Recent Westlaw Announcements

A few recent announcements from Westlaw: Goodbye Classic For All Segments: Westlaw Classic will officially be sunsetted in all segments nationwide on July 31, 2015. Westlaw Classic was discontinued in the Academic segment on July 1, 2014. Is there a feature that you will miss from Westlaw Classic that you don’t have on WestlawNext? If so, let me know. We love feedback! Cloud Delivery Now Available With Dropbox WestlawNext now allows you to save your files directly into your personal or business Dropbox accounts while researching. You will find Dropbox as an option when you use the document delivery at the top of the legal document you are viewing. Dropbox is a private, cloud storage service offering free and pay subscriptions. A separate subscription is required.  West Academic Online Study Aids Effective July 1st, the first time a student clicks on the Online Study Aids (SAS) link they will be prompted to setup a West Academic account (example below) and sign in.

The Benefits Of Metasearch Engines

The use of metasearch engines hasn't caught on with the general population. Most everyone still defaults to one of the major search engines - most often Google. But we should be aware of metasearch engines and the benefits of using them. From Wikipedia: A metasearch engine (or aggregator) is a search tool that uses another search engine's data to produce their own results from the Internet.[1][2] Metasearch engines take input from a user and simultaneously send out queries to third party search engines for results. Sufficient data is gathered, formatted by their ranks and presented to the users. Information stored on the World Wide Web is constantly expanding, making it increasingly impossible for a single search engine to index the entire web for resources. A metasearch engine is a solution to overcome this limitation.
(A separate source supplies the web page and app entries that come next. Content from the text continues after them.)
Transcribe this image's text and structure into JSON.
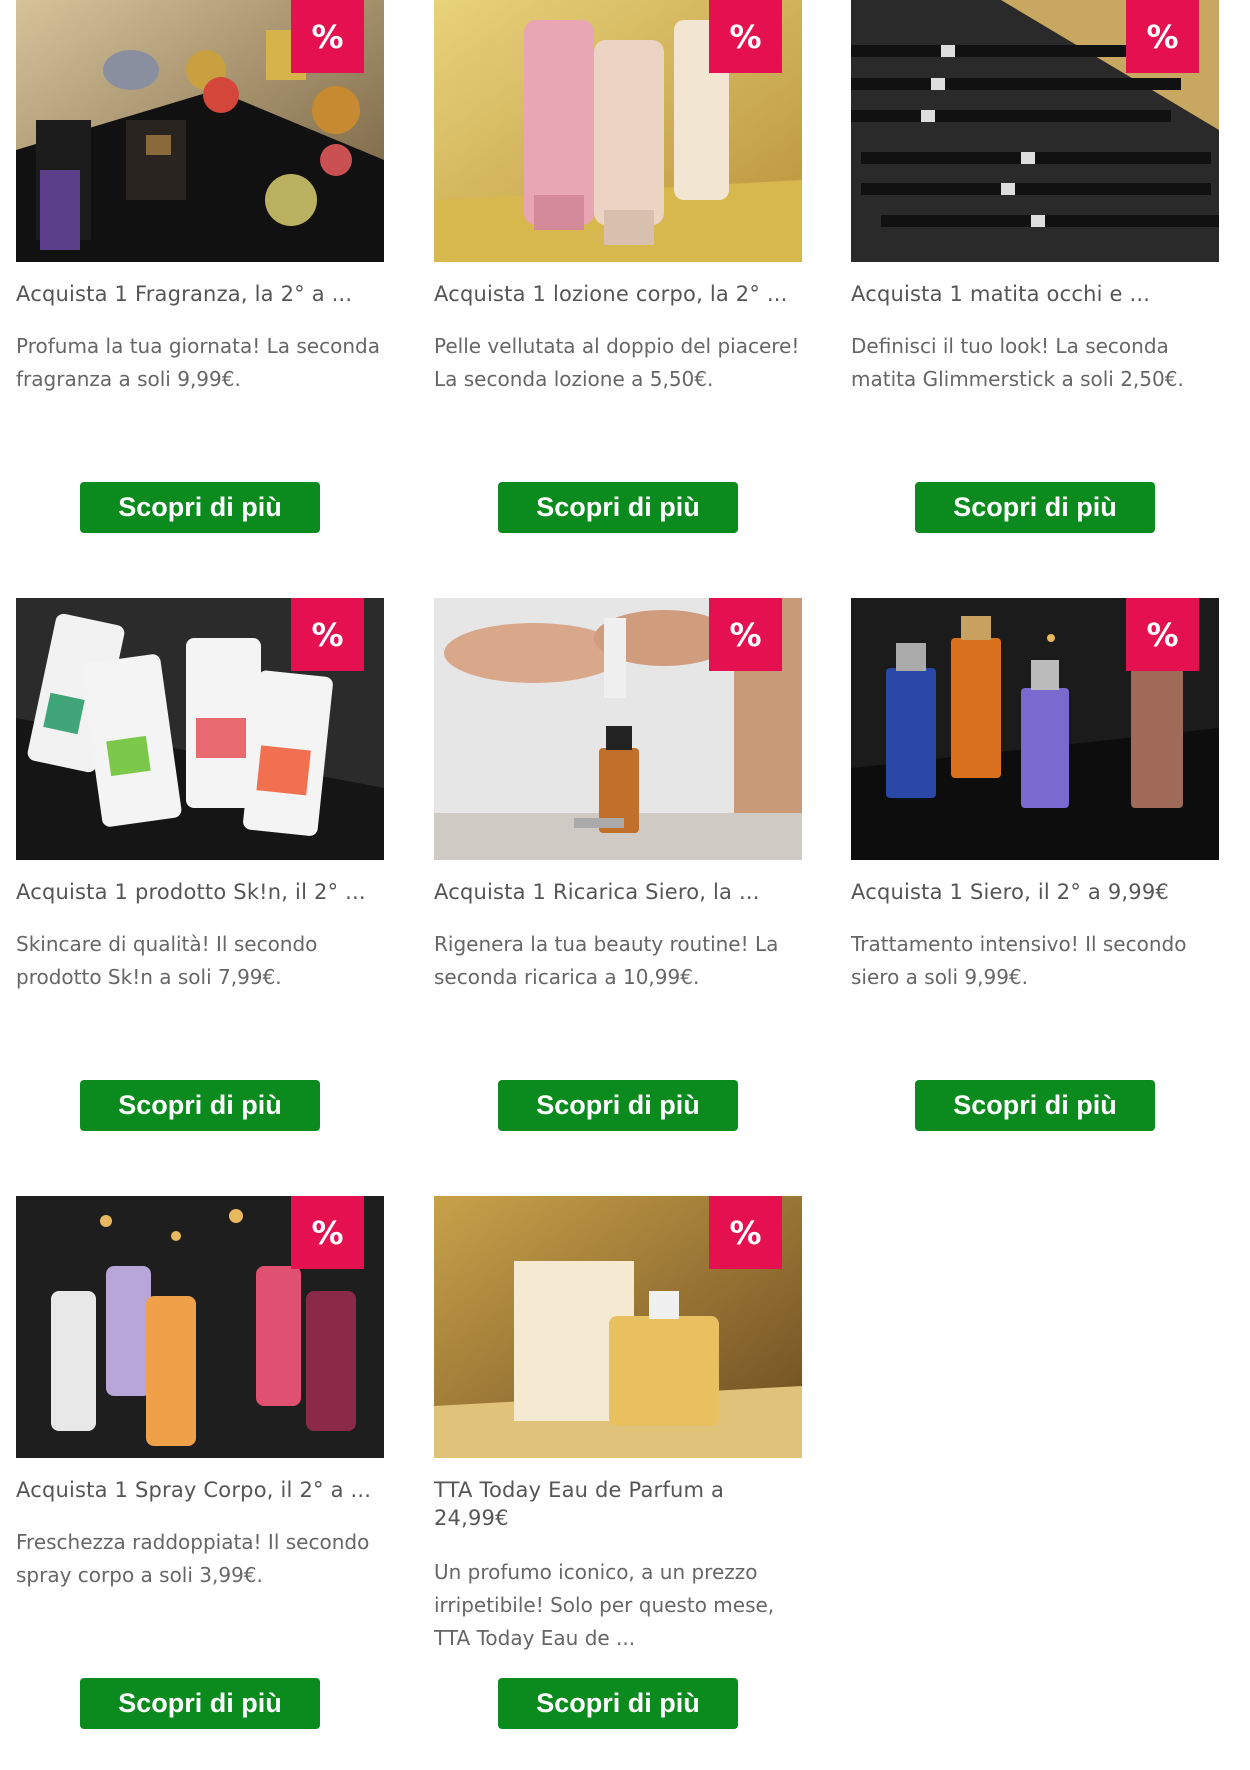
{
  "badge_symbol": "%",
  "accent_color": "#e4104f",
  "button_color": "#0b8a1e",
  "cards": [
    {
      "title": "Acquista 1 Fragranza, la 2° a ...",
      "desc": "Profuma la tua giornata! La seconda fragranza a soli 9,99€.",
      "button": "Scopri di più",
      "image": "fragrance-bottles-image"
    },
    {
      "title": "Acquista 1 lozione corpo, la 2° ...",
      "desc": "Pelle vellutata al doppio del piacere! La seconda lozione a 5,50€.",
      "button": "Scopri di più",
      "image": "body-lotion-tubes-image"
    },
    {
      "title": "Acquista 1 matita occhi e ...",
      "desc": "Definisci il tuo look! La seconda matita Glimmerstick a soli 2,50€.",
      "button": "Scopri di più",
      "image": "eye-pencils-image"
    },
    {
      "title": "Acquista 1 prodotto Sk!n, il 2° ...",
      "desc": "Skincare di qualità! Il secondo prodotto Sk!n a soli 7,99€.",
      "button": "Scopri di più",
      "image": "skin-cream-tubes-image"
    },
    {
      "title": "Acquista 1 Ricarica Siero, la ...",
      "desc": "Rigenera la tua beauty routine! La seconda ricarica a 10,99€.",
      "button": "Scopri di più",
      "image": "serum-refill-image"
    },
    {
      "title": "Acquista 1 Siero, il 2° a 9,99€",
      "desc": "Trattamento intensivo! Il secondo siero a soli 9,99€.",
      "button": "Scopri di più",
      "image": "serum-bottles-image"
    },
    {
      "title": "Acquista 1 Spray Corpo, il 2° a ...",
      "desc": "Freschezza raddoppiata! Il secondo spray corpo a soli 3,99€.",
      "button": "Scopri di più",
      "image": "body-spray-image"
    },
    {
      "title": "TTA Today Eau de Parfum a 24,99€",
      "desc": "Un profumo iconico, a un prezzo irripetibile! Solo per questo mese, TTA Today Eau de ...",
      "button": "Scopri di più",
      "image": "tta-today-perfume-image"
    }
  ]
}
By combining multiple results from different search engines, a metasearch engine is able to enhance the user’s experience for retrieving information,